- _PROBLEM DESCRIPTION_: What is the number of lines in the listing below that contain the word "交通政策審議会港湾分科会"? Give only that number.
---------------
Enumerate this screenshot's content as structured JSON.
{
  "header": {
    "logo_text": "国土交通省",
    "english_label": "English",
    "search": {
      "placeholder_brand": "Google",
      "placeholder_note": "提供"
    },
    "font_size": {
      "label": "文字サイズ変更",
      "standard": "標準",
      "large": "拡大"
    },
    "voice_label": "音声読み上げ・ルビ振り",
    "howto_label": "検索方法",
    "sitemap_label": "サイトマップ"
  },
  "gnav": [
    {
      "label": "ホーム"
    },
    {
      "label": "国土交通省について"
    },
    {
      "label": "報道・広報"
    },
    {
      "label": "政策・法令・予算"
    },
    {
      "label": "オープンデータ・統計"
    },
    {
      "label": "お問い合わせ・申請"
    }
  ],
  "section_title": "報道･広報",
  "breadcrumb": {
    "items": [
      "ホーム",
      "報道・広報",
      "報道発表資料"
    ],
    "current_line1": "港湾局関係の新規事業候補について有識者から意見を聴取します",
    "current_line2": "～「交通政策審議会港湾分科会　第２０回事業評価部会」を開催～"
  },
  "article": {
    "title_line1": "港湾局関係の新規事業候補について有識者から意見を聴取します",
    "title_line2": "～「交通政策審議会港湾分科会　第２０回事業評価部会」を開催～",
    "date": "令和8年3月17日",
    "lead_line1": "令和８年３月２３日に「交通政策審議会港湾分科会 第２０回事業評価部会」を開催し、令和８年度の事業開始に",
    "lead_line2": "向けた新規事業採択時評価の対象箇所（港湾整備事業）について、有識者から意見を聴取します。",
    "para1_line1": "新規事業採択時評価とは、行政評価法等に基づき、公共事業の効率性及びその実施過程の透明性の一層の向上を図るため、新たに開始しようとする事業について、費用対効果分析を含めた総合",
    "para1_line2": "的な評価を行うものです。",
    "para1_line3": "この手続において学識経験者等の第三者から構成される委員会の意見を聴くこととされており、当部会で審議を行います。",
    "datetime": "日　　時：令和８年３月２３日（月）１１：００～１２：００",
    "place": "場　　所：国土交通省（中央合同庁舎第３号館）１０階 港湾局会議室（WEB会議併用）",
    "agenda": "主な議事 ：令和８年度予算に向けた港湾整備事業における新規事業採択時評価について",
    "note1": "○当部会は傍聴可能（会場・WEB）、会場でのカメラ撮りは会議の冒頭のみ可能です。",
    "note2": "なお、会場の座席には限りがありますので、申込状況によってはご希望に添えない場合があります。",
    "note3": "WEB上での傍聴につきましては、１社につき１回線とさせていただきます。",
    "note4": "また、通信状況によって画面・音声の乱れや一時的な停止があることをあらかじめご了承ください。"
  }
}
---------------
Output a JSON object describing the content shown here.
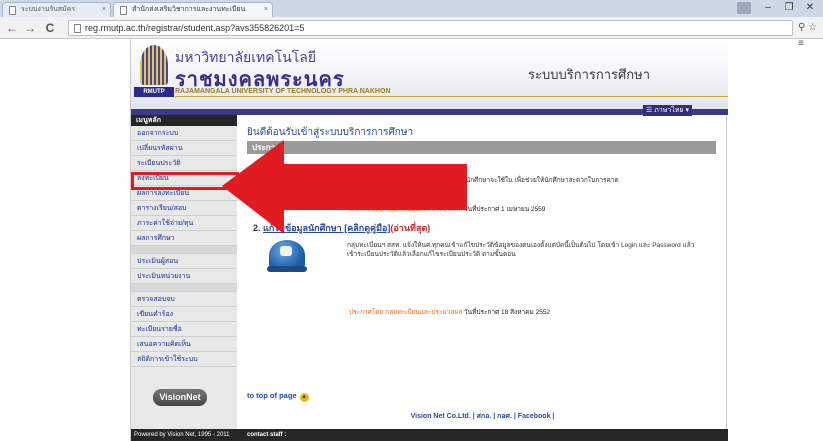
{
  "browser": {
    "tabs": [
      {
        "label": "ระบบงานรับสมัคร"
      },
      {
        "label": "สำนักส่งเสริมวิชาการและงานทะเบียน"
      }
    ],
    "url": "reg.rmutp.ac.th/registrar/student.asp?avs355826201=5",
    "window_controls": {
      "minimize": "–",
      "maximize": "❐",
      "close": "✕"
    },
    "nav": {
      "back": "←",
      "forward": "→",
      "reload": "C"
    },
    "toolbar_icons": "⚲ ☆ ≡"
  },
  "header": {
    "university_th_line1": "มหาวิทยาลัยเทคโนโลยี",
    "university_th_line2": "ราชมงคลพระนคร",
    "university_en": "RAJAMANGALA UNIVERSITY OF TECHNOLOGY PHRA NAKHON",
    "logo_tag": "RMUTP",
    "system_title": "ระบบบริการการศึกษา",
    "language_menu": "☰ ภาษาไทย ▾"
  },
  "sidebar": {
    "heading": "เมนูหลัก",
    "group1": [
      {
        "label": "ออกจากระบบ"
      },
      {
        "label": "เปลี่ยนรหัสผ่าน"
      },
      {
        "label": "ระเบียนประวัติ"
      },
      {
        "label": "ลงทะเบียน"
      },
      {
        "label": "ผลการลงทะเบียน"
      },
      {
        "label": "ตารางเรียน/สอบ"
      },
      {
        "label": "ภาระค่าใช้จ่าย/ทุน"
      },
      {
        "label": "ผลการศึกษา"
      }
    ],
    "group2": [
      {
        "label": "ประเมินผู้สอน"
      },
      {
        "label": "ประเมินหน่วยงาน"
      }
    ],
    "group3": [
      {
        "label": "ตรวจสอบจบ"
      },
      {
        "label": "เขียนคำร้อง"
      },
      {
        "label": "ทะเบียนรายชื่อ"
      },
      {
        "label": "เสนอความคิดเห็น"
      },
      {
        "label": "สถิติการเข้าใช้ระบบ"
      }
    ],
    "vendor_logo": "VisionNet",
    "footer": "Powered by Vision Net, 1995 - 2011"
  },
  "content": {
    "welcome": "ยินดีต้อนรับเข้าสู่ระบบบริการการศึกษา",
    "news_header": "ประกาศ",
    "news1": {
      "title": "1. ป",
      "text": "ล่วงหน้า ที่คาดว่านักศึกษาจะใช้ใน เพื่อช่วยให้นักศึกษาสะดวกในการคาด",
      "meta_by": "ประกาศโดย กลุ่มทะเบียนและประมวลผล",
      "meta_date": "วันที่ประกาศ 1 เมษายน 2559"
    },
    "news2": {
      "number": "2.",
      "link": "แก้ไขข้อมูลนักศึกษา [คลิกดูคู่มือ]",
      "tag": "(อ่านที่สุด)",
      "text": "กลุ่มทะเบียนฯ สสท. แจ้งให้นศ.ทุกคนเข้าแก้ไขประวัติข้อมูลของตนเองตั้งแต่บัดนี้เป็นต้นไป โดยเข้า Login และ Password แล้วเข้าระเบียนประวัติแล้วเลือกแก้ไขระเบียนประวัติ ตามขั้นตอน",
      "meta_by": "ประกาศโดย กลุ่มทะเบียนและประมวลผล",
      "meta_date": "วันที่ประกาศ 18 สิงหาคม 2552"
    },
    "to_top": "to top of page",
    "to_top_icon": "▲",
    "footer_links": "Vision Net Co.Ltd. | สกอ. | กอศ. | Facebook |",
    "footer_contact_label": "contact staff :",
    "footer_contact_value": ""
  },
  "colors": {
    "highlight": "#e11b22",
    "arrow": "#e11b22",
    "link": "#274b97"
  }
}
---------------
- _SOLUTION TO THIS TASK_: 3